Conflicts arise between researchers who want to access fossil material and curators who are genuinely concerned about the wear and tear that these fossils have endured through repeated handling. Curators will often direct researchers to others who have already measured the material in question, to avoid the redundant repetition of measurements. It is often at this point that researchers can come up against a brick wall, with peers who are unwilling to relinquish their valued data. Like the fossils themselves, unique data is a precious commodity and alas is necessary for publication. For good or for ill, peer-reviewed publications are placed in high regard in the anthropological world. Its role when it comes to job-seeking or tenure cannot be underestimated. An incredible amount of data has been collected through the years on ancient human remains but they are rarely put in the public domain. A noteworthy exception is the data on some 3,000 skulls from 17 worldwide populations, measured and made freely available by the eminent anthropologist William W. Howells (pdf file). The Howells’ dataset is perhaps that man’s most lasting legacy, at least in the sheer number of times his data have been used and referenced. Similarly, we need to place great value on other researchers who make their data available and this should be taken into consideration in matters of career advancement. At a minimum, the sharing of data should be deemed equivalent to research publication.

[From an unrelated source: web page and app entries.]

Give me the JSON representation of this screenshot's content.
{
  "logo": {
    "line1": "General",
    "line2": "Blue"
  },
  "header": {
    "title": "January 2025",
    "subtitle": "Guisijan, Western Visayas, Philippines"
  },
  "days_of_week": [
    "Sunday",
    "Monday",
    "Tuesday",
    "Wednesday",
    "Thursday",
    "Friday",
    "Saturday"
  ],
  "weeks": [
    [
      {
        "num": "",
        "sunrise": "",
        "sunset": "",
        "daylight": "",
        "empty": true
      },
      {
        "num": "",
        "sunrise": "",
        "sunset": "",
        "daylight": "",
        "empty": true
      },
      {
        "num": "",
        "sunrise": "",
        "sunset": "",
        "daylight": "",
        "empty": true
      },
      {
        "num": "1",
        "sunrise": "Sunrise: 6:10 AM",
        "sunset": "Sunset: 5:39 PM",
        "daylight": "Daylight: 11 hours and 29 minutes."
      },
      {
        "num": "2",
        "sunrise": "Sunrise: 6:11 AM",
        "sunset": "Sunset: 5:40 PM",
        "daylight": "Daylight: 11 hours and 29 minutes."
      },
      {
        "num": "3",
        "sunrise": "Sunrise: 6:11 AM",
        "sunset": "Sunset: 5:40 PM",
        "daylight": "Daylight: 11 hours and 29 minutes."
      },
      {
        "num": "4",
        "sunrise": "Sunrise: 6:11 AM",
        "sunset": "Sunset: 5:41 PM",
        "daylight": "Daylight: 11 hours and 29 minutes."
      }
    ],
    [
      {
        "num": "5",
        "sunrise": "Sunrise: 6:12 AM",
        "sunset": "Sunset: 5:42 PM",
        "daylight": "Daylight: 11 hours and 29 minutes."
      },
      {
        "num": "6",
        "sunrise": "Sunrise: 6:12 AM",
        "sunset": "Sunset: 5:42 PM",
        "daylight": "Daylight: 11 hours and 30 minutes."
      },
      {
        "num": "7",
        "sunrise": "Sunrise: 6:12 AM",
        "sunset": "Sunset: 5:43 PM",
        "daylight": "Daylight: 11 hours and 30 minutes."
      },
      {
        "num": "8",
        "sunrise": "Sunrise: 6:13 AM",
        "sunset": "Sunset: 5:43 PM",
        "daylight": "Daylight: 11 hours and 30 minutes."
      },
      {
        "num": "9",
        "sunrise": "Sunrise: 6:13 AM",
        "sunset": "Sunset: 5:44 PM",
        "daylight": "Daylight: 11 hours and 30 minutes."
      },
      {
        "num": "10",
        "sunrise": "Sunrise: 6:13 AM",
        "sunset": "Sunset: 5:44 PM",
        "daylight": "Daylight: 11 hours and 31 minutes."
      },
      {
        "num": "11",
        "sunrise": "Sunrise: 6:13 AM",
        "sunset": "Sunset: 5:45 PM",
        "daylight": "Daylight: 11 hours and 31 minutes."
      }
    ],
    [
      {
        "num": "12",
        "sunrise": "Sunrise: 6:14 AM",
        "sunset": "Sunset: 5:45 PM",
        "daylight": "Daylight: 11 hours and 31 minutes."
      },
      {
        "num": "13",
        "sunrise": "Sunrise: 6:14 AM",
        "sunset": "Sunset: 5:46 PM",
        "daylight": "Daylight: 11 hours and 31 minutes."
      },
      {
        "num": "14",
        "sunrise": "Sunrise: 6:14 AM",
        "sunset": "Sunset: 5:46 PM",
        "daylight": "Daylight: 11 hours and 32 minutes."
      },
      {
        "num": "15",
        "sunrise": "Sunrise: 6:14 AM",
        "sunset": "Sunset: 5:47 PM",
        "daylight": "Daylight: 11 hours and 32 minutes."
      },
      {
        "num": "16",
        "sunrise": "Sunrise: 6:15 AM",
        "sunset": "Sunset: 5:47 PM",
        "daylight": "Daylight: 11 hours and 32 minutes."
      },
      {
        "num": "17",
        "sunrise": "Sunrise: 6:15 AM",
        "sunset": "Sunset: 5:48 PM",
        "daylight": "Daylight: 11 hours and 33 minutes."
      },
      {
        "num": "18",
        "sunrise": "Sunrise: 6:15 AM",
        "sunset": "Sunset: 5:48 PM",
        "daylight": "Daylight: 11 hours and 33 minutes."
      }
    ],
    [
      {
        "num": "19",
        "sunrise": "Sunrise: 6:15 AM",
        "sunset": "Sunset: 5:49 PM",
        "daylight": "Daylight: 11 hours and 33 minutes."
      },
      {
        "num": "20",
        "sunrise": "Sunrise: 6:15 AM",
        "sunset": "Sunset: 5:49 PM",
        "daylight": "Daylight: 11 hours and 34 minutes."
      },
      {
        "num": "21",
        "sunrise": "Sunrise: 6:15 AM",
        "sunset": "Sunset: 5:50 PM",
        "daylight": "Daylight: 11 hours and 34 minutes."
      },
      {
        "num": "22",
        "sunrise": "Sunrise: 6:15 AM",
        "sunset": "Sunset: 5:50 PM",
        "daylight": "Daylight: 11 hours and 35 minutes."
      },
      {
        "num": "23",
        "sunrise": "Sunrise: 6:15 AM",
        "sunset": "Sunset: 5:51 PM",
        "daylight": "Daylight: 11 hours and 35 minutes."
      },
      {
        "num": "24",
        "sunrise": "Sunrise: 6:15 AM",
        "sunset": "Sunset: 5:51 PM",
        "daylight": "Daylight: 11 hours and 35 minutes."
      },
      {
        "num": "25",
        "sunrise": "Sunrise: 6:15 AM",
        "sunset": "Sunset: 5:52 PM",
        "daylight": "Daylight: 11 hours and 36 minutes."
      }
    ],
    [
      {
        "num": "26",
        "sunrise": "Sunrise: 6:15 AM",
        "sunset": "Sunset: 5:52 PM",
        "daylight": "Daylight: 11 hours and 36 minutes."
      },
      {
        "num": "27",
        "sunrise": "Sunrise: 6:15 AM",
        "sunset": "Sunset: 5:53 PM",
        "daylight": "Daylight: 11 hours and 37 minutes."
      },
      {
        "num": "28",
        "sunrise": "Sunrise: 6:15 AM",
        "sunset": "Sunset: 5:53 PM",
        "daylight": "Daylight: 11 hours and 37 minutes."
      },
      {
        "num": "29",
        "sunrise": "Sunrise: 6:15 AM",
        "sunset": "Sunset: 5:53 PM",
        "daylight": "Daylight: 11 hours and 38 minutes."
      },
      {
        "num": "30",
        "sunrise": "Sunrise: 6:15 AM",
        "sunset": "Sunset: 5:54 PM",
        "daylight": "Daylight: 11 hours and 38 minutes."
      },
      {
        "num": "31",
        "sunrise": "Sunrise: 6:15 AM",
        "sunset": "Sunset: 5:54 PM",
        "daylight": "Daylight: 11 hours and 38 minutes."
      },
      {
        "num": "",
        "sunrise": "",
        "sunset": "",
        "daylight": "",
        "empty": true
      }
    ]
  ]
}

Positive steps have been taken in the ensure more data is made available. The US National Science Foundation encourage applicants to make provisions to make data available after the research has been completed. The NSF states that:
Anthropologists who fail to comply with these recommendations may have subsequent grant proposals turned down on these grounds. There is an ever-growing number of high quality casts and 3D images of fossils becoming available. Taphonomic processes may deform the fossilised bone and filling in gaps has often required a liberal amount of guesswork. 3D images often allow for better reconstructions of the original specimens, due to the ability to interpolate absent regions and more readily pinpoint and correct deformation. Research centres have woken up to the fact that collaborative projects tend to have a greater synergy due to their symbiotic nature. For palaeoanthropology to become a truly open discipline, it will not only need researchers to be more freehanded with their data, but will require funding agencies, universities and research centres to incentivise such actions.

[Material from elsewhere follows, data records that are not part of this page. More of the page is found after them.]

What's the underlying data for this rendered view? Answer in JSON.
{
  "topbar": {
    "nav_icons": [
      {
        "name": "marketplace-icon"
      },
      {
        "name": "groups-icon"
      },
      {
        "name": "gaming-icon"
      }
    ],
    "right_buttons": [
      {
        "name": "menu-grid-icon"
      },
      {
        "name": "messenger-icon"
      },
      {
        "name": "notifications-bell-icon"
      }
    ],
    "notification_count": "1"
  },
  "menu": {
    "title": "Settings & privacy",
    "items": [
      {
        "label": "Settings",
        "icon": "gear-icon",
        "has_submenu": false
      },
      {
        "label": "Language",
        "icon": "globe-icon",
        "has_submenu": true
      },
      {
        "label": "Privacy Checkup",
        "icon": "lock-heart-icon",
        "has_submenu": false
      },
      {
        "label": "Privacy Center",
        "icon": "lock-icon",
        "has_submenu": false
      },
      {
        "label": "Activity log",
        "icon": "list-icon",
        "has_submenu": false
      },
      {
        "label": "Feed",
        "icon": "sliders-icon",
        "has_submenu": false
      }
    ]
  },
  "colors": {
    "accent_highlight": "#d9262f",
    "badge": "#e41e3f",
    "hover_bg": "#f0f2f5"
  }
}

Fossil access editorial @ John Hawks weblog.
Delson et al. Databases, data access, and data sharing in paleoanthropology: First steps. Evol. Anthropol. (2007) vol. 16 (5).
Gibbons. Glasnost for Hominids: Seeking Access to Fossils. Science (2002) vol. 297 pp. 1464-1468.

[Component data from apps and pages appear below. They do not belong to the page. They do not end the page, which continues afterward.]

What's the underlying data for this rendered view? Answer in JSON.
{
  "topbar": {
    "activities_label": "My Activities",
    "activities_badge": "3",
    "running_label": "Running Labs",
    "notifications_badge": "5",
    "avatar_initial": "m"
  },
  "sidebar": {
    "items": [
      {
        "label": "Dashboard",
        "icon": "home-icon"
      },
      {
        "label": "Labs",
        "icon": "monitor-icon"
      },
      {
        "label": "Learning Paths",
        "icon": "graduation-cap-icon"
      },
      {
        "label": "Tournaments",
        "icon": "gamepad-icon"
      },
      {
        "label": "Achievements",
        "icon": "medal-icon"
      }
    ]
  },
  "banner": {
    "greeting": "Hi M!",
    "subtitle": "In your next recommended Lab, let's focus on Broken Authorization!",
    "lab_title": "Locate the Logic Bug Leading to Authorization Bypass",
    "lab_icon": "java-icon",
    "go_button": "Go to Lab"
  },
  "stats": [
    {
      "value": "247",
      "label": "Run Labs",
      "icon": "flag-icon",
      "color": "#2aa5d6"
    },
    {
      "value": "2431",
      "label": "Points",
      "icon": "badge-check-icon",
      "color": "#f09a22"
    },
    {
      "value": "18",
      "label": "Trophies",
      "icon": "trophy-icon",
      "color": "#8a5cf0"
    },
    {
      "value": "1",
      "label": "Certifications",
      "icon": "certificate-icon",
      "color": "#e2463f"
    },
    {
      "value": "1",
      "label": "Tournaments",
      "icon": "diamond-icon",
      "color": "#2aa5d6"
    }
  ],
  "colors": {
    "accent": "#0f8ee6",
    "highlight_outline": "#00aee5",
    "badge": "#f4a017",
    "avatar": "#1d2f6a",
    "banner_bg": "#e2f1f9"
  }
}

Mafart. Human fossils and paleoanthropologists: a complex relation. Journal of Anthropological Sciences (2008) vol. 86 pp. 201-204.
Pilbeam and Gould. Size and Scaling in Human Evolution. Science (1974) vol. 186 ( 4167), 892-901.
Tattersall and Schwartz. Is paleoanthropology science? Naming new fossils and control of access to them. Anat Rec (2002) vol. 269 (6) pp. 239-41.
Above photo by Simon Strandgaard under creative commons license.